- When the flat is about reaching 190º we start checking internal meat temp in different locations, when the probe is starting to feel like it is sliding into "butter" in all areas of the brisket flat we will pull it from the smoker. This generally happens around 200º, could be higher or lower... We use to go just by temp and found the "probe slide feel" to be more accurate for us.

- At this point we will wrap the double foil wrapped brisket flat in towel and place in a cooler for at least an hour to rest. Can easily rest as long as 4 hours and it will still be steaming hot.

- Time to slice the brisket flat and serve!
post #3 of 7
Thread Starter 
Quote:
Originally Posted by MossyMO View Post

- Monitor internal meat temp after a few hours and when it reaches 160º to 170º we separate the flat from the point. 

 

I have not tried that. Guess I could

 

Thanks,

post #4 of 7

Are you checking the temp in the point or flat?

post #5 of 7
Thread Starter 
Quote:
Originally Posted by stickyFingers View Post
 

Are you checking the temp in the point or flat?

the flat

post #6 of 7
Here is one I did where I just foiled at 160º but did not separate till was ready to slice - www.smokingmeatforums.com/t/186708/brisket-burnt-ends
post #7 of 7


Joben i have the same Smoker Vault 24 an i love it. I have almost 4 months with this camp chef smoker and at this point i made around 40 briskets so here is my process.

 

I start the smoker with water pan 1/2-3/4 full, set up to 240-250F which is almost the "letter" E on MED dial knob. When i reach my temp, i put about 4 chunks of oak wood  and put the brisket on the top shelf( i usually use 1-4 for briskets and last one on the botton for ribs).

 

After my class with Harry Soo, i changed a few things on my cooking process, specially on brisket, Do not open yours until 5-6 hours @240F.Just 1 or 2 times to add more chunks.
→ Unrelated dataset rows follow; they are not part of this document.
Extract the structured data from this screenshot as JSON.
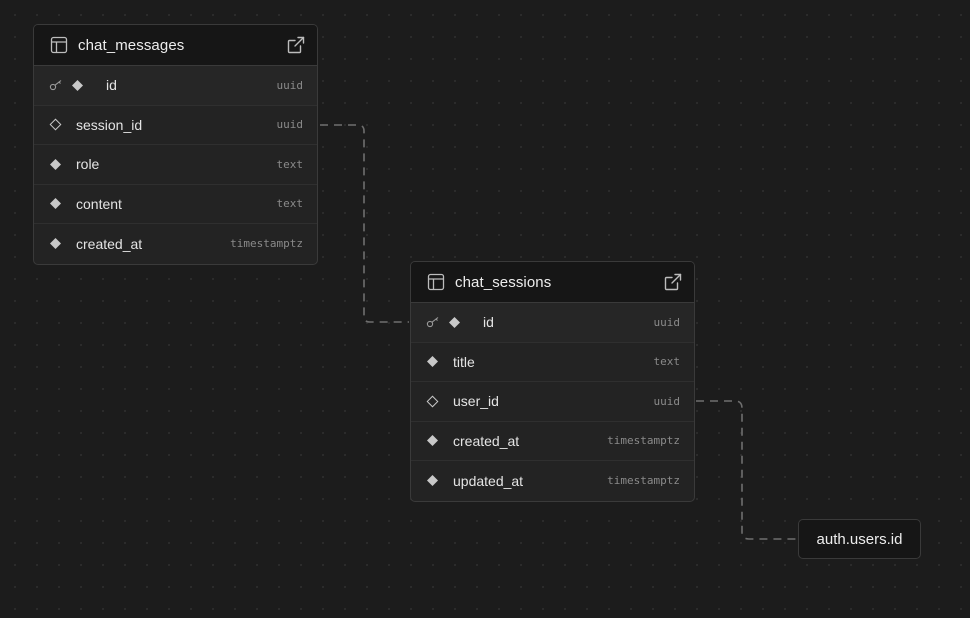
{
  "tables": [
    {
      "id": "chat_messages",
      "name": "chat_messages",
      "icon": "table-icon",
      "open_icon": "external-link-icon",
      "columns": [
        {
          "name": "id",
          "type": "uuid",
          "primary_key": true,
          "nullable": false
        },
        {
          "name": "session_id",
          "type": "uuid",
          "primary_key": false,
          "nullable": true
        },
        {
          "name": "role",
          "type": "text",
          "primary_key": false,
          "nullable": false
        },
        {
          "name": "content",
          "type": "text",
          "primary_key": false,
          "nullable": false
        },
        {
          "name": "created_at",
          "type": "timestamptz",
          "primary_key": false,
          "nullable": false
        }
      ]
    },
    {
      "id": "chat_sessions",
      "name": "chat_sessions",
      "icon": "table-icon",
      "open_icon": "external-link-icon",
      "columns": [
        {
          "name": "id",
          "type": "uuid",
          "primary_key": true,
          "nullable": false
        },
        {
          "name": "title",
          "type": "text",
          "primary_key": false,
          "nullable": false
        },
        {
          "name": "user_id",
          "type": "uuid",
          "primary_key": false,
          "nullable": true
        },
        {
          "name": "created_at",
          "type": "timestamptz",
          "primary_key": false,
          "nullable": false
        },
        {
          "name": "updated_at",
          "type": "timestamptz",
          "primary_key": false,
          "nullable": false
        }
      ]
    }
  ],
  "external_refs": [
    {
      "label": "auth.users.id"
    }
  ],
  "relations": [
    {
      "from": "chat_messages.session_id",
      "to": "chat_sessions.id"
    },
    {
      "from": "chat_sessions.user_id",
      "to": "auth.users.id"
    }
  ],
  "colors": {
    "canvas": "#1c1c1c",
    "node_body": "#232323",
    "node_header": "#161616",
    "border": "#3a3a3a",
    "text": "#ededed",
    "type_text": "#8a8a8a",
    "edge": "#6e6e6e"
  }
}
Do not put any meat probe either. Try to spray water if you want until the rub/bark is formed and do it about every 1 hour. I foil mines after 7-8 hours cooking time which is almost 165-170 internal temp on the flat and insert my probe on the brisket, i dont feel confident enough to do it by tooth pick  method only, i mean i use it but anyway i have my themoworks thermometer too. Remove it at 200F and wait bout 2 hours on my cooler before serve it. Hope it helps.


Edited by bbqpit77 - 4/27/15 at 5:28pm
New Posts  All Forums:Forum Nav:
  Return Home
  Back to Forum: Beef
SmokingMeatForums.com › Forums › Smoking Meat (and other things) › Beef › Brisket Question